Low lighting or overwatering are frequently indications of wilting foliage on a red Aglaonema. Despite the fact that red Aglaonema plants can tolerate dim conditions, their foliage becomes dull and sluggish when it is too dark. In addition, leaves may wilt and turn yellow as a result of too much moisture in the soil.
Why are ‘Siam Aurora’ Aglaonema leaves turning yellow?
Because of too much water, Aglaonema ‘Siam Aurora’ houseplants may lose their red and green leaf colors and turn yellow. When there is too much dampness in the soil, aglaonema plants get stressed. Irregular watering can also wear down plants, causing them to produce yellow leaves.
How can I make my red Aglaonema bushy?
The best way to grow a bushy red ‘Siam Aurora’ aglaonema is to prune new growth. If stems have become leggy due to insufficient light or tiny pots, you may also trim them.
Why is my red Siam Aglaonema dying?
Overwatering is the most prevalent cause of Aglaonema plant death. Only when the top part of the soil is dry should these tropical plants be watered. The roots and stems of this houseplant are protected from rotting by watering with this method. Plant it in fresh potting soil and only water it when needed to help revitalize a dying ‘Siam Aurora.
Is red Aglaonema a lucky plant?
Aglaonema plants (Chinese evergreens) are considered lucky plants by some individuals. Aglaonema is also known as the “Lucky Plant” in Feng Shui, and it is considered a bringer of good fortune.
Do red Aglaonema houseplants purify the air?

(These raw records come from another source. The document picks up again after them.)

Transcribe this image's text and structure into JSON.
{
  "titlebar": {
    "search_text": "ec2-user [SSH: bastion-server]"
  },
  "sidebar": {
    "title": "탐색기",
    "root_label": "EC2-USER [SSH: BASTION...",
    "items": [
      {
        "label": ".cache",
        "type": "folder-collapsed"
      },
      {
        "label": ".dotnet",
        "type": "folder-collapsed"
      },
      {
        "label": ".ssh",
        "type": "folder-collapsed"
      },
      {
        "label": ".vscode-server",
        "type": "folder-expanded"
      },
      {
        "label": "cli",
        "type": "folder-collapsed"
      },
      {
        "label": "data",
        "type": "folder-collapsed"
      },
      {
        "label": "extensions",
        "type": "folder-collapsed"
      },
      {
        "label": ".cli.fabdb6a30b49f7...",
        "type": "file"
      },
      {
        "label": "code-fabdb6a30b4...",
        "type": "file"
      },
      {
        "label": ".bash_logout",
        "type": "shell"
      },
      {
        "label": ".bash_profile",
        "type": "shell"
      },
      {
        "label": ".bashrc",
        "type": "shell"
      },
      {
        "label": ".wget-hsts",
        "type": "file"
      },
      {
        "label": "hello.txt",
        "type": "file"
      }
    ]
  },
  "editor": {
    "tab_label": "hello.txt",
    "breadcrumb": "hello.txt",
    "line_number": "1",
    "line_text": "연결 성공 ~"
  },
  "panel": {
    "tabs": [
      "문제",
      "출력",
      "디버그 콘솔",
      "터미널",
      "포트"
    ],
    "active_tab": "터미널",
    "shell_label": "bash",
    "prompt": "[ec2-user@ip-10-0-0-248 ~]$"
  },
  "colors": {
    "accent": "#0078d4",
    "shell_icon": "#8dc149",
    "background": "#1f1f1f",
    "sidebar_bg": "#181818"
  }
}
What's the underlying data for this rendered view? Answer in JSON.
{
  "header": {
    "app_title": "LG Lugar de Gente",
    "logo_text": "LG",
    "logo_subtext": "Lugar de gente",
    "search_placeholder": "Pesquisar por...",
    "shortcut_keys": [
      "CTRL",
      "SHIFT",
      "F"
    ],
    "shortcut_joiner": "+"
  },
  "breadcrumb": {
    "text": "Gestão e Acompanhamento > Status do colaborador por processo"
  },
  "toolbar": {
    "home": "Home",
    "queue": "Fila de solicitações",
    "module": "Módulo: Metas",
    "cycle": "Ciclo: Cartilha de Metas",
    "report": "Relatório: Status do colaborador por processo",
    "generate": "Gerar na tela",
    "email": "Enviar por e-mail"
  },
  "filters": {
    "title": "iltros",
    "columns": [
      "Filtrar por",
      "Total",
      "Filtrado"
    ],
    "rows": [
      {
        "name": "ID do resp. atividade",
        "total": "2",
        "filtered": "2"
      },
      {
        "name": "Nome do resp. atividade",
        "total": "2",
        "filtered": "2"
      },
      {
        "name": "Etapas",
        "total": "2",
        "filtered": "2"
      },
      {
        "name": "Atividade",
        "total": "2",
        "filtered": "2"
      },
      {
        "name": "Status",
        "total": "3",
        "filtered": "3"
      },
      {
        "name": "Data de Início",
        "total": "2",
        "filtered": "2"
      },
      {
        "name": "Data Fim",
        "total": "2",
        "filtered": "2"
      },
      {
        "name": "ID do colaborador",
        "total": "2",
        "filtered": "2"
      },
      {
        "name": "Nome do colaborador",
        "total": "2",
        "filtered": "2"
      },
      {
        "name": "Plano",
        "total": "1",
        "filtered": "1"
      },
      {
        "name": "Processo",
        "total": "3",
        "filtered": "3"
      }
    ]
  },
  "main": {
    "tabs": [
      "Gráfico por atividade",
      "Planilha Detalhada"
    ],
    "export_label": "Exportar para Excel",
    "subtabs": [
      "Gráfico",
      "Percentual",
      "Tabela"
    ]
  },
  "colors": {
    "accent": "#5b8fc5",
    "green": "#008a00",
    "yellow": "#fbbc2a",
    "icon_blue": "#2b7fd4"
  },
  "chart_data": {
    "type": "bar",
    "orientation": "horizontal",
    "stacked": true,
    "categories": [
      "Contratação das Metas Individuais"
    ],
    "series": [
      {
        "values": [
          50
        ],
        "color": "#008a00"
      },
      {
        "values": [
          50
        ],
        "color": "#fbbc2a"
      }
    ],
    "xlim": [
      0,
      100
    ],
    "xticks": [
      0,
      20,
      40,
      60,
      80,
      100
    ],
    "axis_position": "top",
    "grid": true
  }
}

Aglaonema varieties may aid clean household air, according to certain scientific studies. Some Chinese evergreens, according to one research, can remove harmful airborne chemicals. Airborne contaminants like xylene, benzene, toluene, and formaldehyde were reduced by Aglaonema houseplants, for example.